"Why don’t we find a trained chimpanzee that can play hold’em and we’ll match him against one of the big name pros?"
The television programming executives in the room nod enthusiastically and respond as one: "Perfect, but who?"
Brows furrow and there are a few moments of thought as they give the question their best efforts.
"How about Phil Hellmuth?" someone suggests.
"Perfect," everyone else in the room responds in unison.
The scene may not have played out this way, but the idea it embodies did occur as ESPN executives sought to add more pizzazz to their World Series of Poker coverage.
A source familiar with what occurred but who spoke only with the promise of anonymity says it was brought to the attention of ESPN officials that there was a trained chimpanzee in the Las Vegas area, a chimp that had been trained to play no limit hold’em.
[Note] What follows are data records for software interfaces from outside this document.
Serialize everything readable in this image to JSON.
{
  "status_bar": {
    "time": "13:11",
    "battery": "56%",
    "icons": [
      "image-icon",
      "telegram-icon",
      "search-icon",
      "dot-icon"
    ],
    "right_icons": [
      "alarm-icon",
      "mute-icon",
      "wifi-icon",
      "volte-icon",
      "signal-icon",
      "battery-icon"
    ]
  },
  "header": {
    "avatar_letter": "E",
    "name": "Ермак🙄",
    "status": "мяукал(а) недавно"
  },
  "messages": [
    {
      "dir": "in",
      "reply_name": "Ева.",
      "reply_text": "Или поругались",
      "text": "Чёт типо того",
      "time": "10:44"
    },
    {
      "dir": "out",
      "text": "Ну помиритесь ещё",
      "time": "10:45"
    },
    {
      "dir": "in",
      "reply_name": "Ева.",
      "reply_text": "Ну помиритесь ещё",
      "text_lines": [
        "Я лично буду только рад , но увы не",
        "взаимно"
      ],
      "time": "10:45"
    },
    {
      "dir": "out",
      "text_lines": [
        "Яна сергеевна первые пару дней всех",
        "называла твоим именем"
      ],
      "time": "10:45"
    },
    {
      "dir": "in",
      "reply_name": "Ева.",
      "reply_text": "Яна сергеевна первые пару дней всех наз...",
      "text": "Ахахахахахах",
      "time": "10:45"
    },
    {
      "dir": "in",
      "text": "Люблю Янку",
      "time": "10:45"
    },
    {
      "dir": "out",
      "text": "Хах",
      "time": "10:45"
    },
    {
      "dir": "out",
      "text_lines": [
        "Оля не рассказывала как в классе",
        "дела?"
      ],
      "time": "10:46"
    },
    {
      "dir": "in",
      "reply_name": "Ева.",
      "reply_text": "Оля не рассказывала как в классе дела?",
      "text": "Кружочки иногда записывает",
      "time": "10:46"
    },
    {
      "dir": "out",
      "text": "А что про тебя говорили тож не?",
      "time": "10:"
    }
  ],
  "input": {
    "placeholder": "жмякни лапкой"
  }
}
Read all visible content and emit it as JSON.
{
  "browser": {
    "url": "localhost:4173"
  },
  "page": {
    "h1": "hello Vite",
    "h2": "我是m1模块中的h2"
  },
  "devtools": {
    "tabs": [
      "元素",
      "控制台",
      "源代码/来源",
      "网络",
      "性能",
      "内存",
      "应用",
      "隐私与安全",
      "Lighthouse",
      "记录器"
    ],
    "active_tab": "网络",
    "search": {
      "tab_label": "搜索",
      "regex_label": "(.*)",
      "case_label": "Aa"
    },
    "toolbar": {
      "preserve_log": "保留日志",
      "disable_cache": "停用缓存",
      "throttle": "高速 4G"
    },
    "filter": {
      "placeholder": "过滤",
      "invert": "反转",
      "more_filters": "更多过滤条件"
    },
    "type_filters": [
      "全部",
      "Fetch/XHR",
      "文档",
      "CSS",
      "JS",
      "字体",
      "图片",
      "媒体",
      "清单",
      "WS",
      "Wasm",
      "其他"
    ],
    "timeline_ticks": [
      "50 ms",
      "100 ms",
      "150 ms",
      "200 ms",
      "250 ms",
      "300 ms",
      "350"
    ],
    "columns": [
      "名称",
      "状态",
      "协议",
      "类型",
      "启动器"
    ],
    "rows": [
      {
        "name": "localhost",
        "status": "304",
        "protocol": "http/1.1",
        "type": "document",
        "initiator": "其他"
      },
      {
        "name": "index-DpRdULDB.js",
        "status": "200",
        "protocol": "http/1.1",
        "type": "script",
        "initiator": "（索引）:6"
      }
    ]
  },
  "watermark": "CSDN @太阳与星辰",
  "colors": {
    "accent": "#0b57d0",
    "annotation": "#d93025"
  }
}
What the chimp had been trained to do, so it seems, is shove all his poker chips into the pot whenever a hand was dealt.
But let’s not quibble over meaningless details.
So how were they going to get all this on film in a way that would add some sizzle to the ratings?
How about bringing the chimp over to the Rio and setting up the match there?
But, my source says, this notion was quickly nixed by Rio officials who worried that even the best-trained chimp might develop some kind of personality disorder if suddenly plopped down in the middle of thousands of poker players who are not necessarily known for their own stability.
Okay, so a crew would head out to the chimp’s home, or whatever it’s called where the animals reside.
Which is what they did.
The chimps are allowed at least limited freedom in the vicinity of their home. It was when the ESPN crew and a female producer arrived at the compound and climbed out of their vehicle, that a female chimp eyed the female producer and, well, all hell broke loose.
"The chimp attacked her," said the source. "It was just this one female chimp."
"Maybe it was a matter of one female getting jealous of another. Who knows?" the source shrugged.
The good news is that the ESPN photographer did not lose his cool. He kept his camera running, filming the mayhem from start to finish.
The result was some footage that the network reportedly hopes it will be able to air after everyone who is part of the decision-making process has a chance to think the whole thing through and get a look at a rough cut.
As the producer fled to her vehicle, the chimp was joined by others who heaved an assortment of loose tools at the vehicle — a saw, hammers and so forth. One of the chimps is said to have even turned a high-pressure hose on the truck.
Order was eventually restored and the producer was described as "shaken but all right" after being taken to a hospital where she was treated for a bite and a bruise.
Hellmuth was not present at the time of the attack, but that didn’t stop the jokes, like the one from a poker pro who laughed, "Sounds as though the chimp has a temperament just like Hellmuth!"